§ **About this exercise**
Copy out the records again. Change nothing.

[App and web page records]
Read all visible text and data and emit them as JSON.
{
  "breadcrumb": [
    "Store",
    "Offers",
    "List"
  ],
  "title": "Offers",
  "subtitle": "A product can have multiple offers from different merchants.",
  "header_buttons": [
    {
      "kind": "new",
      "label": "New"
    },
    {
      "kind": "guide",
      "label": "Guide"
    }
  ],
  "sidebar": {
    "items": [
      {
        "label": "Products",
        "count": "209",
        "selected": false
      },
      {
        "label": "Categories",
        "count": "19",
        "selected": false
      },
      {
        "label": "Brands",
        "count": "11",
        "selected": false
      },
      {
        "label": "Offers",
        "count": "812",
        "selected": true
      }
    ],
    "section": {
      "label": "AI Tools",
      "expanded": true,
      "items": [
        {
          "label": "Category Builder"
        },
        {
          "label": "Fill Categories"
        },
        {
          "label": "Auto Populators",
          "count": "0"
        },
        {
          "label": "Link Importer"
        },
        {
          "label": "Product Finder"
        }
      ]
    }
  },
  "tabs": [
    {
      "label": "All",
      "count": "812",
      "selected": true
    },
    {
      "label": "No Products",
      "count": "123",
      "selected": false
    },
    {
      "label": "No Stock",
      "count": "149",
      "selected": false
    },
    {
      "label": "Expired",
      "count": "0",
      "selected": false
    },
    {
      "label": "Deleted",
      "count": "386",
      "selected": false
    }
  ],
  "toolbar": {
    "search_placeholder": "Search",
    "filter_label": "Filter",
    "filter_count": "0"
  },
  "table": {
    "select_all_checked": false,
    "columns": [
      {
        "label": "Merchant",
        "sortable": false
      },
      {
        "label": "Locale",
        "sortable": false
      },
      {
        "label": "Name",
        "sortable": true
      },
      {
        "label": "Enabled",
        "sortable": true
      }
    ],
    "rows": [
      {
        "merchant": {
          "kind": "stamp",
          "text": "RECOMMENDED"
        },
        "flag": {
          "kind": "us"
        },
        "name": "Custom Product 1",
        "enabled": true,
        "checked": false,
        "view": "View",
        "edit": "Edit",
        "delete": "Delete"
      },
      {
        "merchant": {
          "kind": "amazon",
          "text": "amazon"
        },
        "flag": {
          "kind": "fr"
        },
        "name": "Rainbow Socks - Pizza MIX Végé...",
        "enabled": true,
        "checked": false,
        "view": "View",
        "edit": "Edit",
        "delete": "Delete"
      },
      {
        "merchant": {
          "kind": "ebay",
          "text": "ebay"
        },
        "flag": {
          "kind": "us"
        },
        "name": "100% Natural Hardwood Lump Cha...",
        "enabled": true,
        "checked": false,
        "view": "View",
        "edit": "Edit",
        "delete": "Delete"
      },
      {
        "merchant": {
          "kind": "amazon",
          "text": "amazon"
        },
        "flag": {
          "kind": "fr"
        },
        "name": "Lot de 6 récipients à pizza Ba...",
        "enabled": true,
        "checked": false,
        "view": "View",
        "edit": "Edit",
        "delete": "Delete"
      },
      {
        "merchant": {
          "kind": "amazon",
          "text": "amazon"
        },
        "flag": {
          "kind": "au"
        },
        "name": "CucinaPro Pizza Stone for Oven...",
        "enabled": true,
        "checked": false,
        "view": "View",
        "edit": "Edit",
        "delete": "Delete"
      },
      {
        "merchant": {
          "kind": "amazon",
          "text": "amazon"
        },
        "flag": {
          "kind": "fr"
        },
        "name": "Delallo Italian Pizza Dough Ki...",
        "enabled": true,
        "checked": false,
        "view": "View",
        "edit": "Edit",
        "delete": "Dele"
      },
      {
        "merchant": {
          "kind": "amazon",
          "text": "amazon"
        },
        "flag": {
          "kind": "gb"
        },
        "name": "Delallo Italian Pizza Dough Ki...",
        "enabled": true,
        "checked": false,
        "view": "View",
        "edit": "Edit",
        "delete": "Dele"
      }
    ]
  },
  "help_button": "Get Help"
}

§ **Answer to the exercise**
Read all visible text and data and emit them as JSON.
{
  "breadcrumb": [
    "Store",
    "Offers",
    "List"
  ],
  "title": "Offers",
  "subtitle": "A product can have multiple offers from different merchants.",
  "header_buttons": [
    {
      "kind": "new",
      "label": "New"
    },
    {
      "kind": "guide",
      "label": "Guide"
    }
  ],
  "sidebar": {
    "items": [
      {
        "label": "Products",
        "count": "209",
        "selected": false
      },
      {
        "label": "Categories",
        "count": "19",
        "selected": false
      },
      {
        "label": "Brands",
        "count": "11",
        "selected": false
      },
      {
        "label": "Offers",
        "count": "812",
        "selected": true
      }
    ],
    "section": {
      "label": "AI Tools",
      "expanded": true,
      "items": [
        {
          "label": "Category Builder"
        },
        {
          "label": "Fill Categories"
        },
        {
          "label": "Auto Populators",
          "count": "0"
        },
        {
          "label": "Link Importer"
        },
        {
          "label": "Product Finder"
        }
      ]
    }
  },
  "tabs": [
    {
      "label": "All",
      "count": "812",
      "selected": true
    },
    {
      "label": "No Products",
      "count": "123",
      "selected": false
    },
    {
      "label": "No Stock",
      "count": "149",
      "selected": false
    },
    {
      "label": "Expired",
      "count": "0",
      "selected": false
    },
    {
      "label": "Deleted",
      "count": "386",
      "selected": false
    }
  ],
  "toolbar": {
    "search_placeholder": "Search",
    "filter_label": "Filter",
    "filter_count": "0"
  },
  "table": {
    "select_all_checked": false,
    "columns": [
      {
        "label": "Merchant",
        "sortable": false
      },
      {
        "label": "Locale",
        "sortable": false
      },
      {
        "label": "Name",
        "sortable": true
      },
      {
        "label": "Enabled",
        "sortable": true
      }
    ],
    "rows": [
      {
        "merchant": {
          "kind": "stamp",
          "text": "RECOMMENDED"
        },
        "flag": {
          "kind": "us"
        },
        "name": "Custom Product 1",
        "enabled": true,
        "checked": false,
        "view": "View",
        "edit": "Edit",
        "delete": "Delete"
      },
      {
        "merchant": {
          "kind": "amazon",
          "text": "amazon"
        },
        "flag": {
          "kind": "fr"
        },
        "name": "Rainbow Socks - Pizza MIX Végé...",
        "enabled": true,
        "checked": false,
        "view": "View",
        "edit": "Edit",
        "delete": "Delete"
      },
      {
        "merchant": {
          "kind": "ebay",
          "text": "ebay"
        },
        "flag": {
          "kind": "us"
        },
        "name": "100% Natural Hardwood Lump Cha...",
        "enabled": true,
        "checked": false,
        "view": "View",
        "edit": "Edit",
        "delete": "Delete"
      },
      {
        "merchant": {
          "kind": "amazon",
          "text": "amazon"
        },
        "flag": {
          "kind": "fr"
        },
        "name": "Lot de 6 récipients à pizza Ba...",
        "enabled": true,
        "checked": false,
        "view": "View",
        "edit": "Edit",
        "delete": "Delete"
      },
      {
        "merchant": {
          "kind": "amazon",
          "text": "amazon"
        },
        "flag": {
          "kind": "au"
        },
        "name": "CucinaPro Pizza Stone for Oven...",
        "enabled": true,
        "checked": false,
        "view": "View",
        "edit": "Edit",
        "delete": "Delete"
      },
      {
        "merchant": {
          "kind": "amazon",
          "text": "amazon"
        },
        "flag": {
          "kind": "fr"
        },
        "name": "Delallo Italian Pizza Dough Ki...",
        "enabled": true,
        "checked": false,
        "view": "View",
        "edit": "Edit",
        "delete": "Dele"
      },
      {
        "merchant": {
          "kind": "amazon",
          "text": "amazon"
        },
        "flag": {
          "kind": "gb"
        },
        "name": "Delallo Italian Pizza Dough Ki...",
        "enabled": true,
        "checked": false,
        "view": "View",
        "edit": "Edit",
        "delete": "Dele"
      }
    ]
  },
  "help_button": "Get Help"
}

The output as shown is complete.